One of the biggest voices in Indie gaming of the last few years has consistently been Jonathan Blow. It might surprise a few people then to realise that The Witness is in fact only his second game, following the release of 2008’s seminal indie platformer Braid.
Part of this is his intense devotion to perfectionism and detail, and whatever you might think of The Witness, you can’t deny that it’s a labour of love all the way through. Perhaps even, a little too much love.
The Witness takes place in a stunning open world with little else except you (a faceless avatar), the scenery, and the puzzles of the core gameplay. The island is so saturated and bright that the colours can often appear to be approaching cell-shading levels of garishness, but as you pass by areas and experience the water effects and dappled trees, it does certainly become easy enough to stay in this world for extended periods.
The core gameplay concerns the activation of various computer screens, where a white line must be guided along a maze to a set exit in a line without crossing itself. This starts off easy but becomes more and more difficult as time goes on. For instance, the first real challenge is that black and white blocks are placed in the middle of the maze, and the black must be separated from the white. Other puzzles have you operating two lines at once that mirror each other, but which must both be guided simultaneously.

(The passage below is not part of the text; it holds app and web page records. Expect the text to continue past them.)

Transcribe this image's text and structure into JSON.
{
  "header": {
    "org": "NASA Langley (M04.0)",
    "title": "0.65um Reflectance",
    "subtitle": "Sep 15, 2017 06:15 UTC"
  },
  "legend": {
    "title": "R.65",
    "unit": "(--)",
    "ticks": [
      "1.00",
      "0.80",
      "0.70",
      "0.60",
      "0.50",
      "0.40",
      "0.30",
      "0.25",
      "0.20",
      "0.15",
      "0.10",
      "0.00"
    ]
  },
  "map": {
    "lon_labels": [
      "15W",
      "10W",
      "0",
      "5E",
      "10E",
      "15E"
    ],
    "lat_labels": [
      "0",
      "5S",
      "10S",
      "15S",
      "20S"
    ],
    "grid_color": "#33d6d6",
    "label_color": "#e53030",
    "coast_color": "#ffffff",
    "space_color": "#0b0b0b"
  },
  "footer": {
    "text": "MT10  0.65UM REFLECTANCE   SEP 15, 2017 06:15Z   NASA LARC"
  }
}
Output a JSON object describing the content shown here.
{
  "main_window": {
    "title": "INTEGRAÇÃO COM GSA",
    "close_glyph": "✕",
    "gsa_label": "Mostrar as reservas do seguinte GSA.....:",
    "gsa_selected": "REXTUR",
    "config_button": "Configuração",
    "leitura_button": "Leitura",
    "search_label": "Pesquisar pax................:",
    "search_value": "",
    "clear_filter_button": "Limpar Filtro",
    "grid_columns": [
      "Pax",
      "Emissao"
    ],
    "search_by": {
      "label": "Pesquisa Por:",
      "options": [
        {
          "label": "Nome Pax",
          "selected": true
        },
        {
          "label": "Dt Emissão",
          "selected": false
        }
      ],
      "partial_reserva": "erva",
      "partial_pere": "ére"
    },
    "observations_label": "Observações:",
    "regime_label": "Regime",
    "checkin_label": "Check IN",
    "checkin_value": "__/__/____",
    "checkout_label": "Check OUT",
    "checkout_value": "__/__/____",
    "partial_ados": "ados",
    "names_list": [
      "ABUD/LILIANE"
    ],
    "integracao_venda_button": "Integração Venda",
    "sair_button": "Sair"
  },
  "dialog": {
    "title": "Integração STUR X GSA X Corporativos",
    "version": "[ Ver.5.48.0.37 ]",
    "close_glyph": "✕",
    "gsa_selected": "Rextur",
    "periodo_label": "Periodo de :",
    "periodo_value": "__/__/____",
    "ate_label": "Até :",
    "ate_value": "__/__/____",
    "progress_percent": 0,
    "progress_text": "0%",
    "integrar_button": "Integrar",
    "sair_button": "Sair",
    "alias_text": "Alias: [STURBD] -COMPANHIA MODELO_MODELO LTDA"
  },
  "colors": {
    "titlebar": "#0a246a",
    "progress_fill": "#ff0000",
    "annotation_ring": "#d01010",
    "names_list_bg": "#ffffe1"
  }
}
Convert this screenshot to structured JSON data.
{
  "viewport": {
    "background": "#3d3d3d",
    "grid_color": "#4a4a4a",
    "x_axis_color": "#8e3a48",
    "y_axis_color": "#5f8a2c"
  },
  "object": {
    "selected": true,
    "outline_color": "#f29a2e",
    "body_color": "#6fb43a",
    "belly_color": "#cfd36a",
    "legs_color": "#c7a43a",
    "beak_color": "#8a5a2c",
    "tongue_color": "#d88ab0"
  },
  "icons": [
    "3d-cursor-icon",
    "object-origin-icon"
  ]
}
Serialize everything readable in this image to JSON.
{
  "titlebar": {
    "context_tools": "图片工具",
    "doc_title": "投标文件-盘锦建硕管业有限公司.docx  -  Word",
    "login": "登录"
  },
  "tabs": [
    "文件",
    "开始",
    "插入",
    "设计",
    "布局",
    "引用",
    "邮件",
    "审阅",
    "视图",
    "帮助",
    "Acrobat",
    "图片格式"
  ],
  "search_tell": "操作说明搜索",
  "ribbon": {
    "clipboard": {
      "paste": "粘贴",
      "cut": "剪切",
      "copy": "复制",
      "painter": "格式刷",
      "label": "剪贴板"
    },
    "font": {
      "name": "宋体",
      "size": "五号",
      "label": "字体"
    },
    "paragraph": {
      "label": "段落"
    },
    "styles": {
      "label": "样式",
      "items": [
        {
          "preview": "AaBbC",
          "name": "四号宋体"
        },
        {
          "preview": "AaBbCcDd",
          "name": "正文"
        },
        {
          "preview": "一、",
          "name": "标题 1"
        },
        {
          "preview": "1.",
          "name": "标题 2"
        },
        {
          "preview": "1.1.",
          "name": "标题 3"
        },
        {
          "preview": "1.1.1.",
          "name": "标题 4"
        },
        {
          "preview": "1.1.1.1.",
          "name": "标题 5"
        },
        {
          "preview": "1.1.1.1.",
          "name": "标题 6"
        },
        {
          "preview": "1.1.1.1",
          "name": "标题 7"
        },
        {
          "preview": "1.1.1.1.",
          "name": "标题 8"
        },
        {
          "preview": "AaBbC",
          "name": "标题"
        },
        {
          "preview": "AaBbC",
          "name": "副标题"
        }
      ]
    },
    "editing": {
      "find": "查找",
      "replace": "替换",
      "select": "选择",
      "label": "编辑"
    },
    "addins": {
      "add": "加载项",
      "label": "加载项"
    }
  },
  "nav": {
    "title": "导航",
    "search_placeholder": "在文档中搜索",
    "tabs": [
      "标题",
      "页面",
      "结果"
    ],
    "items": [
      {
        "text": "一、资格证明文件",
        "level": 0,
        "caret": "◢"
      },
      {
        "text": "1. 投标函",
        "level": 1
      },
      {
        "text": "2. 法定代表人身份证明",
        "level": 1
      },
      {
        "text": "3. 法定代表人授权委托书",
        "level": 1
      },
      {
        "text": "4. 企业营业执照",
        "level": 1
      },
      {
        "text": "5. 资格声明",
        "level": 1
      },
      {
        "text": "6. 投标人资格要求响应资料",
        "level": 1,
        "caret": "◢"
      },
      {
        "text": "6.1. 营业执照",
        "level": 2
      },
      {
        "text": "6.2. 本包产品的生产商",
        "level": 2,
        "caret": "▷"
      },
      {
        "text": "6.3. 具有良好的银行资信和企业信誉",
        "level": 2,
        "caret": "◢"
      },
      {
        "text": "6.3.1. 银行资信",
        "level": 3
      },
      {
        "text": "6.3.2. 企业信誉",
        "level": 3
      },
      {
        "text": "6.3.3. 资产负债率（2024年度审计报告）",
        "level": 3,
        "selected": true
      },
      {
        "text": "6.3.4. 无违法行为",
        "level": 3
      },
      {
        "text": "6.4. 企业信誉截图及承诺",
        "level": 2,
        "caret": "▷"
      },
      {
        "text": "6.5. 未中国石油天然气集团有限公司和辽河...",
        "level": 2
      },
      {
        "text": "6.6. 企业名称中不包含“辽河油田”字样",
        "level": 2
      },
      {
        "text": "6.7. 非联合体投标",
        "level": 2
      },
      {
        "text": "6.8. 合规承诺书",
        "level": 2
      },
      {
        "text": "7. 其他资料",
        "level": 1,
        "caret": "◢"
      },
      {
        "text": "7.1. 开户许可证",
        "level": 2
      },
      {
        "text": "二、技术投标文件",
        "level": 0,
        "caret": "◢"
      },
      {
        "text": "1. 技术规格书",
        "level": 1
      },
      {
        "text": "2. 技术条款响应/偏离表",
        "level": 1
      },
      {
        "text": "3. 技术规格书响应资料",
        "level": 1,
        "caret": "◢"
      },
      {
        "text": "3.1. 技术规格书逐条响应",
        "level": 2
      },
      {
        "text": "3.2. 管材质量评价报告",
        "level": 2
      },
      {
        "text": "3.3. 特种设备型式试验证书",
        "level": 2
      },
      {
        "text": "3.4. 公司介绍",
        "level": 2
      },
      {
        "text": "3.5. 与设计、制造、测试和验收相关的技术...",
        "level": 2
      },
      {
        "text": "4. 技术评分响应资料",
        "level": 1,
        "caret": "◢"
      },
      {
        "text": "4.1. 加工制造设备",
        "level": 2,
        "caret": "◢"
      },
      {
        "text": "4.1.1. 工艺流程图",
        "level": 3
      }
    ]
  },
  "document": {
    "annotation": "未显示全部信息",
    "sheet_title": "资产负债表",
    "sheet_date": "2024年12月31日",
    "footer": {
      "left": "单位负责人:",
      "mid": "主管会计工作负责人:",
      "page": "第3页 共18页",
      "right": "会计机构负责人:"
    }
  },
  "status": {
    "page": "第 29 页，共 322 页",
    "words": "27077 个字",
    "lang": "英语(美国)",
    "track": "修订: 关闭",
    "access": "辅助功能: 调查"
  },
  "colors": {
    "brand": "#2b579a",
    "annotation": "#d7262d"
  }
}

The concept is simple but the execution becomes maddeningly complex at times. There’s a very nice progression from simple to hard, and the way the world is set up stops you feeling gated at every step. There are also a lot of puzzles, with claims being made that there are about 700 in total, with most of them being optional challenges.
One of the hardest selling points for this game is that with all this puzzling, the primary reward continually remains simply the joy at finishing the puzzle itself. There’s no central narrative or quest in a real sense, and for many players this will be off-putting. For the few that really enjoy the act of puzzle solving, this will tick all kinds of boxes for them, but for many, they will get to one really tough puzzle, wonder what the point is, and either look up the answer or stop playing.
The sound design adds another few levels of enjoyment, and every now and again there are cryptic references to famous philosophies and religious figures, and I can appreciate that kind of symbolism. It’s the kind of thing that generates talk amongst a small, loyal community for years to come, and it’s great that we can still have games that aim for that. However, for the rest, I think The Witness might just end up being a bit meandering, the kind of thing that works best on a phone in short bursts than on a console at home. Incidentally there is an iOS port, but I can’t comment on its quality.
The Witness is hitting a sweet-spot right now with being a PS4 console exclusive, as far as the console world is concerned, and its beauty and puzzle genre make it stand out. I like all that it tried to be, I just think a lot of people will get turned off from it quickly. However, at the end of the day, that may even have been what Blow would have wanted.